**Note: This does not include a decision that is made to not seek medical care for an individual, if that decision is consistent with the individual’s previously executed declaration or do-not-resuscitate order.**
Self-Neglect: Look for signs included above in Neglect by Others. Self-neglect differs from neglect because it does not involve an abuser. Instead, it occurs when an individual fails to provide or obtain for themselves adequate cares or take adequate safety precautions, and the above results in a significant danger to the individual’s physical and/or mental health.
What Happens When a Report is Made
- We may ask for your name and contact information so APS can reach out for information, but you can request to remain anonymous.

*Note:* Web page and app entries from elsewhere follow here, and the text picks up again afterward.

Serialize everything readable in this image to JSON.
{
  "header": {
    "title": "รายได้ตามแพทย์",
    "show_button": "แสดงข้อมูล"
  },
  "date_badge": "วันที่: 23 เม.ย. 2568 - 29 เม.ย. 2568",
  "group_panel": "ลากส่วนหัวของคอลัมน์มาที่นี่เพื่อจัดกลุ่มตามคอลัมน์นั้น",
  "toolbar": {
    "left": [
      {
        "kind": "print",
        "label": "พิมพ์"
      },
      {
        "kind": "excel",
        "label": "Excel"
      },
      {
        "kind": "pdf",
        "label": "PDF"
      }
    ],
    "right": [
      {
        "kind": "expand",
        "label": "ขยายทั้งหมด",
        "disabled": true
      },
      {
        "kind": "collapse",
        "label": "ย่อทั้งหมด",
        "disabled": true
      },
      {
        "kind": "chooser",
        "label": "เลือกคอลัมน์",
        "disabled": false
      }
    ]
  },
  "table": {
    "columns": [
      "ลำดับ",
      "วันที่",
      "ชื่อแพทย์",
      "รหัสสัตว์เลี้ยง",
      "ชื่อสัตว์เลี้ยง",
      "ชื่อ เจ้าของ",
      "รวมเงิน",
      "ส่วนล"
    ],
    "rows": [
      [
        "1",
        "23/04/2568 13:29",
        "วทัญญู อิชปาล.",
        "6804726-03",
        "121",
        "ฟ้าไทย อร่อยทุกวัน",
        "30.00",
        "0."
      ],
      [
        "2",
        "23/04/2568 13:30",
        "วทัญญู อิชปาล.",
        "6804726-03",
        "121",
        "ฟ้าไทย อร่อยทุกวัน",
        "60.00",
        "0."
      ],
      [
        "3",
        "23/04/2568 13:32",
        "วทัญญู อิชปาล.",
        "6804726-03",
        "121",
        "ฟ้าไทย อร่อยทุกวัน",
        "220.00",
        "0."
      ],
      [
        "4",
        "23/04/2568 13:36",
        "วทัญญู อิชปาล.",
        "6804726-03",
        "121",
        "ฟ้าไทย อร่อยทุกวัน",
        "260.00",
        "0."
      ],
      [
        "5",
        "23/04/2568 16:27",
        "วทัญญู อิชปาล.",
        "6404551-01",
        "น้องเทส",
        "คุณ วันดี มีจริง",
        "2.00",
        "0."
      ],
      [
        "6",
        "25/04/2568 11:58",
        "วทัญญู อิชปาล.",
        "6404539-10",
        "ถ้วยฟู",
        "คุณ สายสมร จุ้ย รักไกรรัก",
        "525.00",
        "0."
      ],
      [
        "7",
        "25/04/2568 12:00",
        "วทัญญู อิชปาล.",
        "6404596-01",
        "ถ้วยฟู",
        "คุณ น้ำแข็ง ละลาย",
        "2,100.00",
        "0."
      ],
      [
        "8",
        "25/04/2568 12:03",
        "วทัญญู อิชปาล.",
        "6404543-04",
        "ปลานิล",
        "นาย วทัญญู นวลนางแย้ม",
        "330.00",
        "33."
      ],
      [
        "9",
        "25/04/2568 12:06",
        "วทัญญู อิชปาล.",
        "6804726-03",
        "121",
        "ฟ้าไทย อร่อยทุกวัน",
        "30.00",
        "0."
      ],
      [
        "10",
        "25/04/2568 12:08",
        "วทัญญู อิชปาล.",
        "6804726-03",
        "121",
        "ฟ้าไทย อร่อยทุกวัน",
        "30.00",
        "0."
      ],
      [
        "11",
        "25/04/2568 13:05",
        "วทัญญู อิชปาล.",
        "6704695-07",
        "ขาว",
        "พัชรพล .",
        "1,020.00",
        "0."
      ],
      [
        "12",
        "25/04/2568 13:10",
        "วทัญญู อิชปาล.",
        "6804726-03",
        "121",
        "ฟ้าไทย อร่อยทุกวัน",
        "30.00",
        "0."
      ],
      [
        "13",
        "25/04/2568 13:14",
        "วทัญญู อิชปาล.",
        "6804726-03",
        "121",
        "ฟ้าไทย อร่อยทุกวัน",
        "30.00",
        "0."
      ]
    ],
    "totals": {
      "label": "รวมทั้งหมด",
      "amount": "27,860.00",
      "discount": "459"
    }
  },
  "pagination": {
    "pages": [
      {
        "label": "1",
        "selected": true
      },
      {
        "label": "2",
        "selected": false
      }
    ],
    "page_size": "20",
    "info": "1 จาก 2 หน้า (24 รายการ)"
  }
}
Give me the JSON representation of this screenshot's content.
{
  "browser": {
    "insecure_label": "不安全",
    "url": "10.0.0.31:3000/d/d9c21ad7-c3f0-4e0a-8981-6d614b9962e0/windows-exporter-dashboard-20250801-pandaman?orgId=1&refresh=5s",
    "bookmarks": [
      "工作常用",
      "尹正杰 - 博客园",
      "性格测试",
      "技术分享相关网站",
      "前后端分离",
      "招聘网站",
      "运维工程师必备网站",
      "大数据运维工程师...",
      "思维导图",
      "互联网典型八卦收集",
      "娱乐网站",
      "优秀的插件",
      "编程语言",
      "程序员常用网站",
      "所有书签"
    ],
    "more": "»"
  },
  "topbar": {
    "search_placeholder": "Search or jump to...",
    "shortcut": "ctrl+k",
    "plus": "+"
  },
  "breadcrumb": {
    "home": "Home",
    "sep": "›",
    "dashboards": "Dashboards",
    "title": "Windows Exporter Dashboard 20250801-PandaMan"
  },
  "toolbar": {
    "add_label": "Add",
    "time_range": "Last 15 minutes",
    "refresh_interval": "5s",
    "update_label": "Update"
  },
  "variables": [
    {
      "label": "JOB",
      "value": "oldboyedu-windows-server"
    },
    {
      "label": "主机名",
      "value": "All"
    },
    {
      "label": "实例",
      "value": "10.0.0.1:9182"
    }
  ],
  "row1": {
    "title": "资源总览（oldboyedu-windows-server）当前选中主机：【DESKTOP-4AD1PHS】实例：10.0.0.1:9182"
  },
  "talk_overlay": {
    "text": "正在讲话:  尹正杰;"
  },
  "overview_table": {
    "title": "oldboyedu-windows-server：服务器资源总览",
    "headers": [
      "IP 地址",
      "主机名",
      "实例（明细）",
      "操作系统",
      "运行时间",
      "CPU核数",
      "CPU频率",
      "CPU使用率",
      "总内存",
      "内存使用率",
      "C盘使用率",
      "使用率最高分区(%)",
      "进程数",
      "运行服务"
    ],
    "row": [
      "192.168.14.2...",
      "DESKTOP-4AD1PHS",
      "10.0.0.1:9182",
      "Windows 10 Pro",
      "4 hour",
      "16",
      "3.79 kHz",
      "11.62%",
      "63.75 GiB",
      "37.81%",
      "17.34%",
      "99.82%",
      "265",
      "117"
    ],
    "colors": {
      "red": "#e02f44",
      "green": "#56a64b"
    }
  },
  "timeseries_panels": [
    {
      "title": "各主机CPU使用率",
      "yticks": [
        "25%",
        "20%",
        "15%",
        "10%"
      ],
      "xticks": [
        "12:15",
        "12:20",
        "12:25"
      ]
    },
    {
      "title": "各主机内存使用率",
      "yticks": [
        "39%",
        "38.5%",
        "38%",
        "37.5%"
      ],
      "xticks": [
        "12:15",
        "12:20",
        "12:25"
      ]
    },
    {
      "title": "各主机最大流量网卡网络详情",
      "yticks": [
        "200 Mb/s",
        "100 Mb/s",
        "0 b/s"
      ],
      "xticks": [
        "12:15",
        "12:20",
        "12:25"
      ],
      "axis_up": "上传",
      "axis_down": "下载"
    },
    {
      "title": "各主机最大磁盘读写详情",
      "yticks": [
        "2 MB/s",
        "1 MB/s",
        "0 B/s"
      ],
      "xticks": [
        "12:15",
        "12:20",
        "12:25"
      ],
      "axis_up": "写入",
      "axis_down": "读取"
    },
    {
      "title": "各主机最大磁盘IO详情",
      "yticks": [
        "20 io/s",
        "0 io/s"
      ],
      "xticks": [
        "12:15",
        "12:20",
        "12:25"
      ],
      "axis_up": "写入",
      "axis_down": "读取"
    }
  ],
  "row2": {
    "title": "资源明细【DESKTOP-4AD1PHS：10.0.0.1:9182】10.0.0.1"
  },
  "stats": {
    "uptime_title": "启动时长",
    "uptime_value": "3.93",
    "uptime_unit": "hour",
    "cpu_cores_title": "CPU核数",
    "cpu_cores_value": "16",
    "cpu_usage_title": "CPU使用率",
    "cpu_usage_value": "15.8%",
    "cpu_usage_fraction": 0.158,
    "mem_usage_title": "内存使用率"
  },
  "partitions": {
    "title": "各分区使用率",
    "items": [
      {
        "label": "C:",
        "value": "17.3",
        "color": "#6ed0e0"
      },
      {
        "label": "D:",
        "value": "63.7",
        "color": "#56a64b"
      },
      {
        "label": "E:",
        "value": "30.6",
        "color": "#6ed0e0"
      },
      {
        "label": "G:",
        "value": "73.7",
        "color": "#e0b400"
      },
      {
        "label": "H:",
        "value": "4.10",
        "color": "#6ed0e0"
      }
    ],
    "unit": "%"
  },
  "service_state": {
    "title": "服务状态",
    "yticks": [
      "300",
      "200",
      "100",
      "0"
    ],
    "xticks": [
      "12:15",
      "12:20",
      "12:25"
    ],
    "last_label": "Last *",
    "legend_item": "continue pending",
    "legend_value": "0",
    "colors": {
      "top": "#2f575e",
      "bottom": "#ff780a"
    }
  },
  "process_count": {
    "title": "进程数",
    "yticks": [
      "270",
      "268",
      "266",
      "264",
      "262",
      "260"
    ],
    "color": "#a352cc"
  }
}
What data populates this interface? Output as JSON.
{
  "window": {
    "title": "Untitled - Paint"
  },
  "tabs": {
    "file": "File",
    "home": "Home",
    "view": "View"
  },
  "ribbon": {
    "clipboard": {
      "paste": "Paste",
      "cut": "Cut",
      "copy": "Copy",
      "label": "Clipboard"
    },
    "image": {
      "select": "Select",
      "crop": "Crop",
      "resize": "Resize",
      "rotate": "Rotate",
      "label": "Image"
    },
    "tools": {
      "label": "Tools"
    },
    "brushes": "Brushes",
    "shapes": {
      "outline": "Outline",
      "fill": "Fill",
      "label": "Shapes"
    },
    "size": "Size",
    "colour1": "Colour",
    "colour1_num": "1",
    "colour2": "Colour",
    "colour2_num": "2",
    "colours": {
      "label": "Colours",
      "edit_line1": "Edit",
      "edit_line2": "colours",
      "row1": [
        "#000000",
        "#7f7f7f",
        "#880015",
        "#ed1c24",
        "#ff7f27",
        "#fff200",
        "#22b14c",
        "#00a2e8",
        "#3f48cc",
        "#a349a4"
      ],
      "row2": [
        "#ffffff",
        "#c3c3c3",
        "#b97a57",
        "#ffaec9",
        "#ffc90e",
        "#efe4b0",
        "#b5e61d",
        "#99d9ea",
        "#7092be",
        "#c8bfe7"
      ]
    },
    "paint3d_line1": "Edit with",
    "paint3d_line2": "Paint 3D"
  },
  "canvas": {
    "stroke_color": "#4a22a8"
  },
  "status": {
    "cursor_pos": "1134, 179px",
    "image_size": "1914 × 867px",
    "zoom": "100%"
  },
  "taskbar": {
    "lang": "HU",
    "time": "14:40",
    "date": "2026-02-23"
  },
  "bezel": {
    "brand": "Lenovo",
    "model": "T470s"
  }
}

- We will ask several questions; Please answer to the best of your ability, but if you do not know everything, that is okay.
- APS will begin their investigation within 24 business hours. Ways that APS may investigate can include:
- Interviews with the individual, family members, caregivers, surrogate decision-makers, law enforcement, or other professionals
- Visits to the residence/facility
- Review of medical and financial records.
- Assessments of level of risk, decision-making capacity, potential service needs, funding sources, and support
- Assessments of interventions, voluntary or involuntary, and/or whether emergency action is warranted
Thursday, June 15th is a great day to wear purple. Have a Heart, Do Your Part, and End Elder Abuse
REMINDER: World Elder Abuse Awareness Day is only THREE days away! The Lafayette County ADRC is asking for your help in raising awareness on this day by posting a picture on Facebook of yourself or your group wearing purple! Please contact the ADRC at (608) 776-4960...
June 15, 2023 is World Elder Abuse Awareness Day. On that day, communities all over the world will sponsor events to highlight solutions to this systemic social challenge. The Aging & Disability Resource Center of Southwest Wisconsin – Iowa County or ADRC is proud...